While living in Washington State in the early nineties, Buchanan learned about the heritage food movement and began growing fruit trees, grains, and vegetables. After moving home to New England, however, he left behind his plant collection and for several years stopped gardening. In 2005, inspired by the revival of interest in regional food and culinary traditions, Buchanan borrowed a few rows of growing space at a farm near his home in Portland, Maine, where he resumed collecting. By 2012 he had expanded to two acres, started a nursery and small business, and discovered creative ways to preserve rare foods. In Taste, Memory Buchanan shares stories of slightly obsessive urban gardeners, preservationists, environmentalists, farmers, and passionate cooks, and weaves anecdotes of his personal journey with profiles of leaders in the movement to defend agricultural biodiversity.

Taste, Memory begins and ends with a simple premise: that a healthy food system depends on matching diverse plants and animals to the demands of land and climate. In this sense of place lies the true meaning of local food.

Available in: Paperback

Read More

Taste, Memory

David Buchanan, Gary Paul Nabhan

Paperback $17.95

The Raw Milk Revolution

The Raw Milk Revolution

By David E. Gumpert

Beginning in 2006, the agriculture departments of several large states-with backing from the U.S. Food and Drug Administration-launched a major crackdown on small dairies producing raw milk. Replete with undercover agents, sting operations, surprise raids, questionable test-lab results, mysterious illnesses, propaganda blitzes, and grand jury investigations, the crackdown was designed to disrupt the supply of unpasteurized milk to growing legions of consumers demanding healthier and more flavorful food.

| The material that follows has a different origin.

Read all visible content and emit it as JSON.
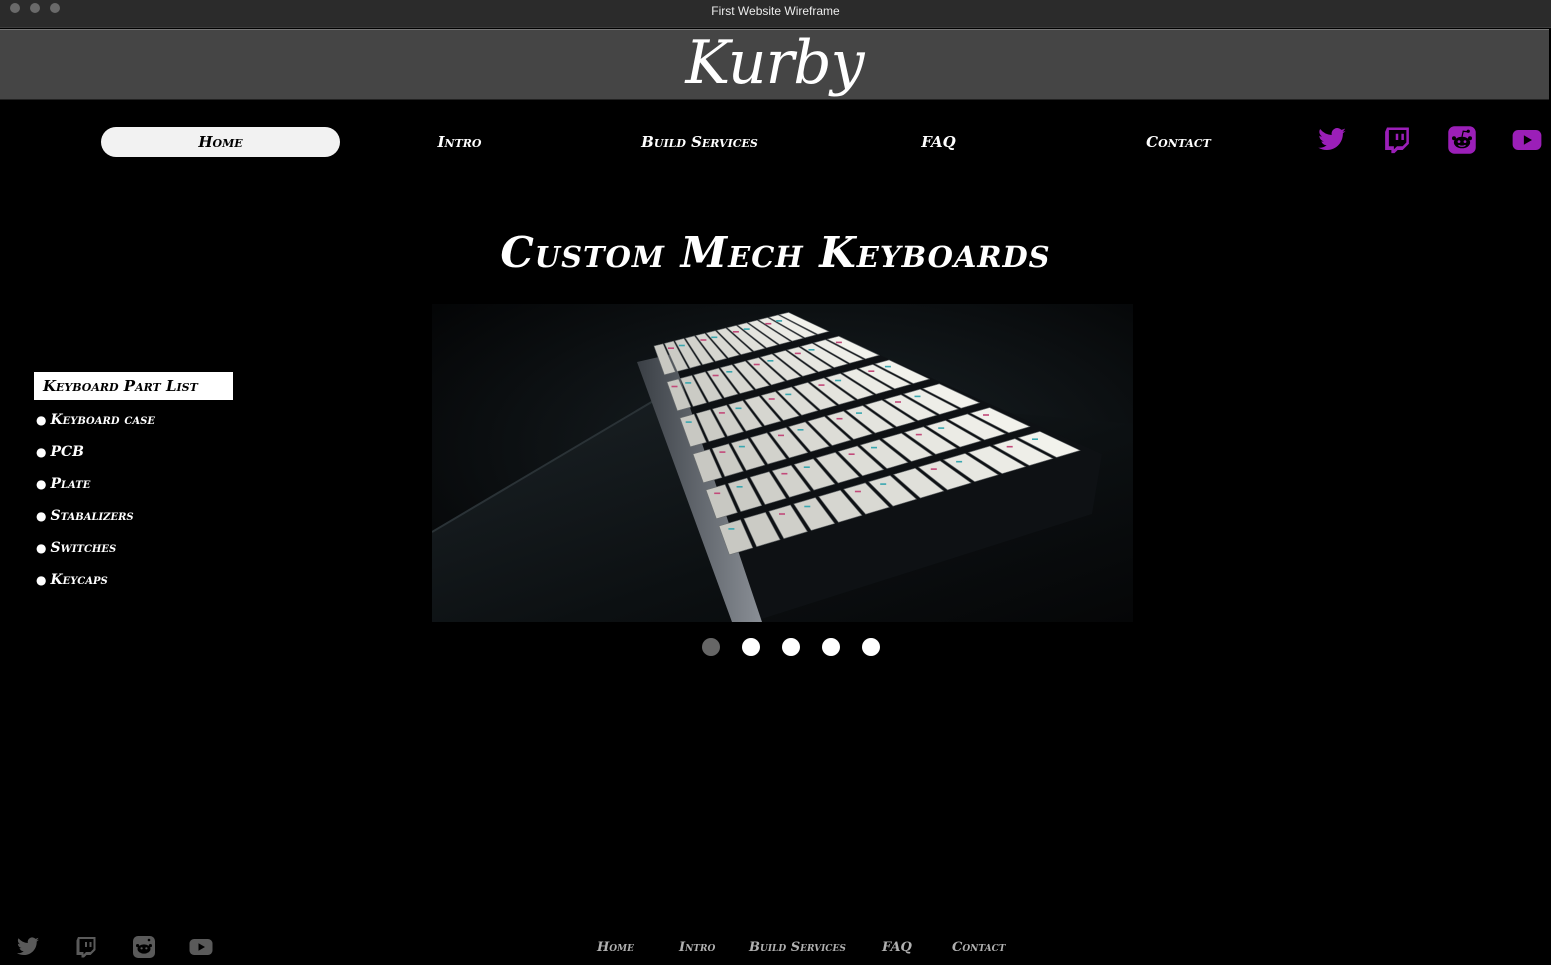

The Raw Milk Revolution takes readers behind the scenes of the government's tough and occasionally brutal intimidation tactics, as seen through the eyes of milk producers, government regulators, scientists, prosecutors, and consumers. It is a disturbing story involving marginally legal police tactics and investigation techniques, with young children used as political pawns in a highly charged atmosphere of fear and retribution.

Are regulators' claims that raw milk poses a public health threat legitimate? That turns out to be a matter of considerable debate. In assessing the threat, The Raw Milk Revolution reveals that the government's campaign, ostensibly designed to protect consumers from pathogens like salmonella, E. coli 0157:H7, and listeria, was based in a number of cases on suspect laboratory findings and illnesses attributed to raw milk that could well have had other causes, including, in some cases, pasteurized milk.

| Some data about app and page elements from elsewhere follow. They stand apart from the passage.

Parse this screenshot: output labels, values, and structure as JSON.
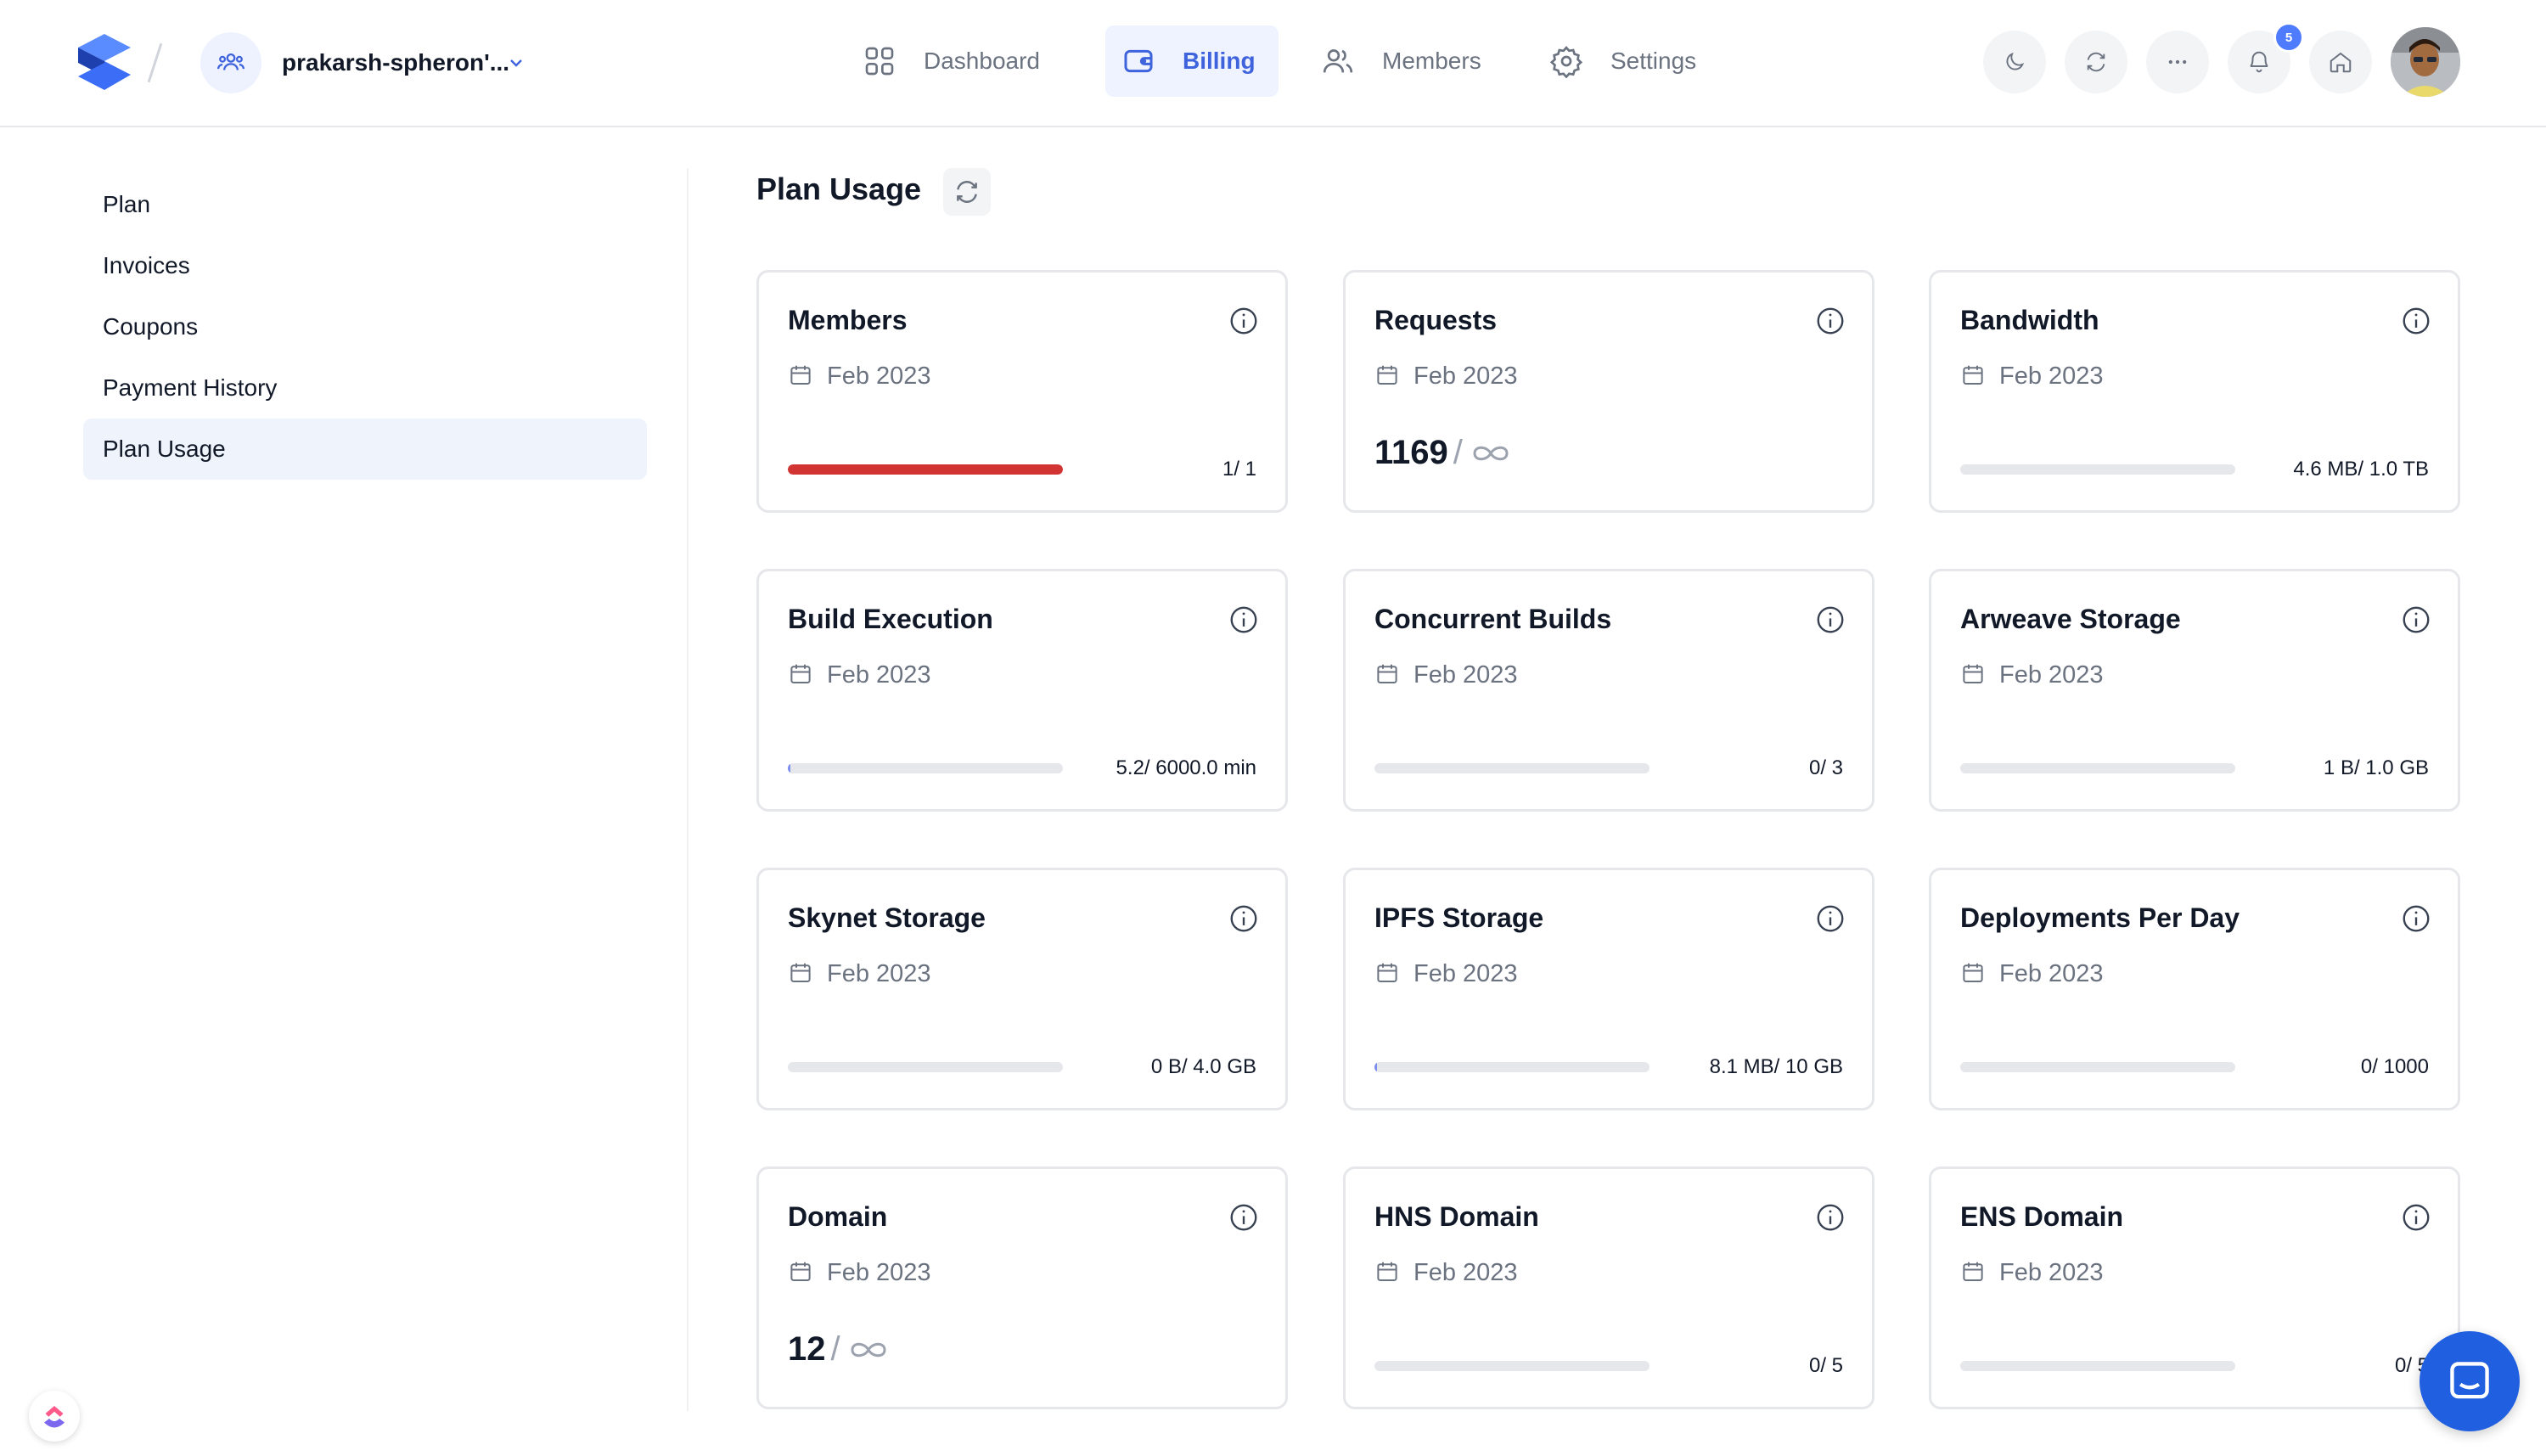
{
  "topbar": {
    "org_name": "prakarsh-spheron'...",
    "nav": [
      {
        "label": "Dashboard",
        "icon": "grid-icon",
        "active": false
      },
      {
        "label": "Billing",
        "icon": "wallet-icon",
        "active": true
      },
      {
        "label": "Members",
        "icon": "users-icon",
        "active": false
      },
      {
        "label": "Settings",
        "icon": "gear-icon",
        "active": false
      }
    ],
    "notification_count": "5",
    "icons": [
      "moon-icon",
      "sync-icon",
      "more-icon",
      "bell-icon",
      "home-icon"
    ]
  },
  "sidebar": {
    "items": [
      {
        "label": "Plan",
        "active": false
      },
      {
        "label": "Invoices",
        "active": false
      },
      {
        "label": "Coupons",
        "active": false
      },
      {
        "label": "Payment History",
        "active": false
      },
      {
        "label": "Plan Usage",
        "active": true
      }
    ]
  },
  "main": {
    "title": "Plan Usage",
    "cards": [
      {
        "title": "Members",
        "date": "Feb 2023",
        "value": "1/ 1",
        "fraction": 1.0
      },
      {
        "title": "Requests",
        "date": "Feb 2023",
        "big_value": "1169",
        "unlimited": true
      },
      {
        "title": "Bandwidth",
        "date": "Feb 2023",
        "value": "4.6 MB/ 1.0 TB",
        "fraction": 0.0
      },
      {
        "title": "Build Execution",
        "date": "Feb 2023",
        "value": "5.2/ 6000.0 min",
        "fraction": 0.001
      },
      {
        "title": "Concurrent Builds",
        "date": "Feb 2023",
        "value": "0/ 3",
        "fraction": 0.0
      },
      {
        "title": "Arweave Storage",
        "date": "Feb 2023",
        "value": "1 B/ 1.0 GB",
        "fraction": 0.0
      },
      {
        "title": "Skynet Storage",
        "date": "Feb 2023",
        "value": "0 B/ 4.0 GB",
        "fraction": 0.0
      },
      {
        "title": "IPFS Storage",
        "date": "Feb 2023",
        "value": "8.1 MB/ 10 GB",
        "fraction": 0.001
      },
      {
        "title": "Deployments Per Day",
        "date": "Feb 2023",
        "value": "0/ 1000",
        "fraction": 0.0
      },
      {
        "title": "Domain",
        "date": "Feb 2023",
        "big_value": "12",
        "unlimited": true
      },
      {
        "title": "HNS Domain",
        "date": "Feb 2023",
        "value": "0/ 5",
        "fraction": 0.0
      },
      {
        "title": "ENS Domain",
        "date": "Feb 2023",
        "value": "0/ 5",
        "fraction": 0.0
      }
    ]
  },
  "colors": {
    "accent": "#3e63dd",
    "over_limit": "#d23434",
    "progress": "#7c8df0",
    "track": "#e5e7eb"
  }
}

David Gumpert dares to ask whether regulators have the public's interest in mind or the economic interests of dairy conglomerates. He assesses how the government's anti-raw-milk campaign fits into a troublesome pattern of expanding government efforts to sanitize the food supply-even in the face of ever-increasing rates of chronic disease like asthma, diabetes, and allergies. The Raw Milk Revolution provides an unsettling view of the future, in which nutritionally dense foods may be available largely through underground channels.

Available in: Paperback

Read More

The Raw Milk Revolution

David E. Gumpert, Joel Salatin

Paperback $19.95